Binge drinking, mental health issues, adolescent suicide: how can we solve the problems that beset so many children? The answer may lie with the new science of positive psychology.
In a classroom in South Tyneside, a small group of 11-year-olds is considering the finer points of Stoic philosophy. The teacher, Mrs Carrahar, points helpfully at the blackboard. “Come on now, kids, remember your ABC: Adversity, Belief, Consequence. Sometimes how we feel about things depends on ... what? It begins with P ... Yes, Darren?” “Perspective, miss!” says a small child. “Very good, Darren!”
The class is the latest experiment in a new movement called “positive psychology”, which is slowly but surely revolutionising the way that education is approached in the English-speaking world. It is the brainchild of Martin Seligman, a professor at the University of Pennsylvania.
If there is one figure responsible for the deluge of books, articles and TV programmes on happiness with which we have been inundated over the last five years, it is Seligman. So, when I meet him in a hotel suite in London, it is a relief to discover that he is not some moronically upbeat figure, like the self-help guru played by Patrick Swayze in Donnie Darko.
In fact, he tells me, “I was a slightly depressive grump for the first 40 years of my life”. After considering a career as a professional bridge player, then turning down a Fulbright scholarship in analytical philosophy at Oxford, he eventually became a psychologist and forged a distinguished name for himself studying “learned helplessness”, or how animals (and people) learn to give up in apparently hopeless situations.
While researching the phenomenon, Seligman was struck by something: some people, and even some animals, didn't give up even in highly adverse circumstances.

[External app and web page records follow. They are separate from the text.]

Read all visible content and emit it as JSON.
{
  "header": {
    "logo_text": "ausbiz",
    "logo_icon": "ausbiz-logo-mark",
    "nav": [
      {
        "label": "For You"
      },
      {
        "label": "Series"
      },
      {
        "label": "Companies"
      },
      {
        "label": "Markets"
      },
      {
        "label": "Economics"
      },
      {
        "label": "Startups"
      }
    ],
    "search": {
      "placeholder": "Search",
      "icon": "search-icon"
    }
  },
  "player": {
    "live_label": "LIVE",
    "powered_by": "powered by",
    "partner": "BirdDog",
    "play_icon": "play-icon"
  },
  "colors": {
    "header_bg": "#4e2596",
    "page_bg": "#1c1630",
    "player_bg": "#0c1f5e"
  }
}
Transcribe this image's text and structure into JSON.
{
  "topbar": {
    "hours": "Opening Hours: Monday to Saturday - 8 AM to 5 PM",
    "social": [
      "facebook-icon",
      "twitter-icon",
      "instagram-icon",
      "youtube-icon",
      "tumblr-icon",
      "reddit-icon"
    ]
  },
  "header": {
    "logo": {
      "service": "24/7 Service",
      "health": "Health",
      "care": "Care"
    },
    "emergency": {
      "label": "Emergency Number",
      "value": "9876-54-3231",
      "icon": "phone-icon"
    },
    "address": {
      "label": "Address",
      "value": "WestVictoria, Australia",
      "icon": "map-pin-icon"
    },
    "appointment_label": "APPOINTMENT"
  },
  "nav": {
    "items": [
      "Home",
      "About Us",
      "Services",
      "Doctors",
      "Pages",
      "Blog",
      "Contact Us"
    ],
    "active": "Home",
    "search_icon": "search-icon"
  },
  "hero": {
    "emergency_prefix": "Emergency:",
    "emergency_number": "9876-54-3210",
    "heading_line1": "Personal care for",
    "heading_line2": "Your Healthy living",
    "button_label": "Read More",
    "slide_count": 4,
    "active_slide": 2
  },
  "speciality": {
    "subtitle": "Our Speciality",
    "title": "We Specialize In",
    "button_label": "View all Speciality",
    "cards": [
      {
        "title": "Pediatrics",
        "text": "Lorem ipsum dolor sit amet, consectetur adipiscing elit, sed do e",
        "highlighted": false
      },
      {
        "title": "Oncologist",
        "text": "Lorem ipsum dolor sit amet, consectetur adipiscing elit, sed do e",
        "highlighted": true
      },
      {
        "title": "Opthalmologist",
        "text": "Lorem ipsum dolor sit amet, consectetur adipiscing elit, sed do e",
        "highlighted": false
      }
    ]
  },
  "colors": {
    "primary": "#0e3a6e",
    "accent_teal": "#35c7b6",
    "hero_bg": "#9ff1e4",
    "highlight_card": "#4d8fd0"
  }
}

He began to be interested in the opposite phenomenon, “learned optimism” - why some people possess unusual powers of resilience and self-control, and whether those powers can be taught or cultivated in others.
Source - Times